Overall, the REA program was a striking success. Although progress on electrification slowed slightly during World War II, it continued apace afterward. By the end of the 1940s, approximately half of all farms had access to electricity. By 1953, rural Americans could access electricity as easily as urban dwellers. In just two decades—with more than 90% of homes and farms having been wired in—the REA had electrified a nation.
Many factors explain the success of the Act. It gave farmers the power to decide where and how to use electricity and explicitly provided for the installation of electricity to light their homes as well as run their machines. Not only did this make life more pleasant for farmers, it also had health and productivity benefits. Fewer farmers inhaled toxic fumes from kerosene lamps, and washing machines saved hours on housework that could then be devoted to more productive tasks.
The amount farmers were willing to pay for electricity, per farm—equivalent to 24% of a typical farm's annual income—because of electricity's benefits.
Above all, however, the REA succeeded because farmers immediately saw the potential benefits of having electricity on their farms. It greatly improved productivity for dairy farmers, for example, largely due to the common use of refrigerated storage tanks and milking parlors (both of which required electricity to run), which kept losses to an absolute minimum.
Gains in productivity meant that farmers made more money and were able to pay back the REA loans.

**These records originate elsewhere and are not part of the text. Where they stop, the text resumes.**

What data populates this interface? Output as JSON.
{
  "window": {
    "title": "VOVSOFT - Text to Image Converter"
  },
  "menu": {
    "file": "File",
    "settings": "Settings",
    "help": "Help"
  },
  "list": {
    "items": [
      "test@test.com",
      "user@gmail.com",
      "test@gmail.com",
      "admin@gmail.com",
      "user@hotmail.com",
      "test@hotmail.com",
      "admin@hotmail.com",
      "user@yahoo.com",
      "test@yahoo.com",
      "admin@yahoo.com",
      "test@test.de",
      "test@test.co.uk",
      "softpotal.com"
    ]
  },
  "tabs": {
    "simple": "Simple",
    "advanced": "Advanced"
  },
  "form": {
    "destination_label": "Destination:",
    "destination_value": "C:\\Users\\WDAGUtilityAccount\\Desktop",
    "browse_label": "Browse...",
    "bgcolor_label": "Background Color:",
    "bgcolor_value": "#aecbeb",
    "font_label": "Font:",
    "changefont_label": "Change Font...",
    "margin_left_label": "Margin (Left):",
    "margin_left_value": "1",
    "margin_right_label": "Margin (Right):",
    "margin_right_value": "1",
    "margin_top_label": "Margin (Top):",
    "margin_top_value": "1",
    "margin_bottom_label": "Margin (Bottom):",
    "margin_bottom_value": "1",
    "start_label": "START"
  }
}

The default rate on these loans was less than 1%. In other words, the government managed to provide electricity to its rural population essentially for free.
An Enduring Legacy
Although most farmers got access to electricity by the 1950s, the impact of the REA continued long after that date. In 1949, the act was extended to permit loans to phone companies to extend their connections to rural places in the country.
The act persisted in much the same form through to 1993, when amendments were made that restructured the direct loan programs for rural electricity, telephone cooperatives, and the energy conservation market.
The act survives in a number of different ways, though. Nearly 900 of the energy co-ops founded under the act still exist today, and still provide electricity to their members. In fact, the REA itself still exists, albeit under a different name—it is now called the Rural Utilities Service, or RUS, and operates under the Department of Agriculture.
The rapid and enormous success of the act, as part of the broader economic effects of the New Deal, is the clearest indication of its influence. Arguably, by providing access to electricity so quickly, the act allowed the U.S. to grow rapidly in the post-war period and to attain the position of economic dominance it now enjoys.
By investing in the development of the country, and by protecting citizens from financial ruin through the Securities Act of 1933, the New Deal provided an economic springboard that propelled America ahead of other nations from the 1930s onward.
The REA methodology continues to be actively adapted, as well. The success of the co-op model, which provided electrical infrastructure to Americans much more quickly than in other nations, has led many analysts in the intervening period to propose using the same model to roll out other types of infrastructure improvements.
In 2017, for instance, the Federal Communications Commission (FCC) unveiled the Connect America Fund to finance extending universal internet service to homes in rural areas of the country. Co-ops from many different states are likewise taking action to improve broadband internet access to rural regions just as electricity was brought to those same spots almost a century ago.
Finally, there is what could be called the “mythological” impact of the REA. For three generations of Americans of both political parties, programs like the REA have come to represent not just the inherent potential of the U.S., but also its responsibility to help the least affluent segments of society help themselves. As a result, the REA continues to exert a powerful psychological force on U.S. politics—and continues to be mentioned in relation to the Green New Deal and other new policy proposals.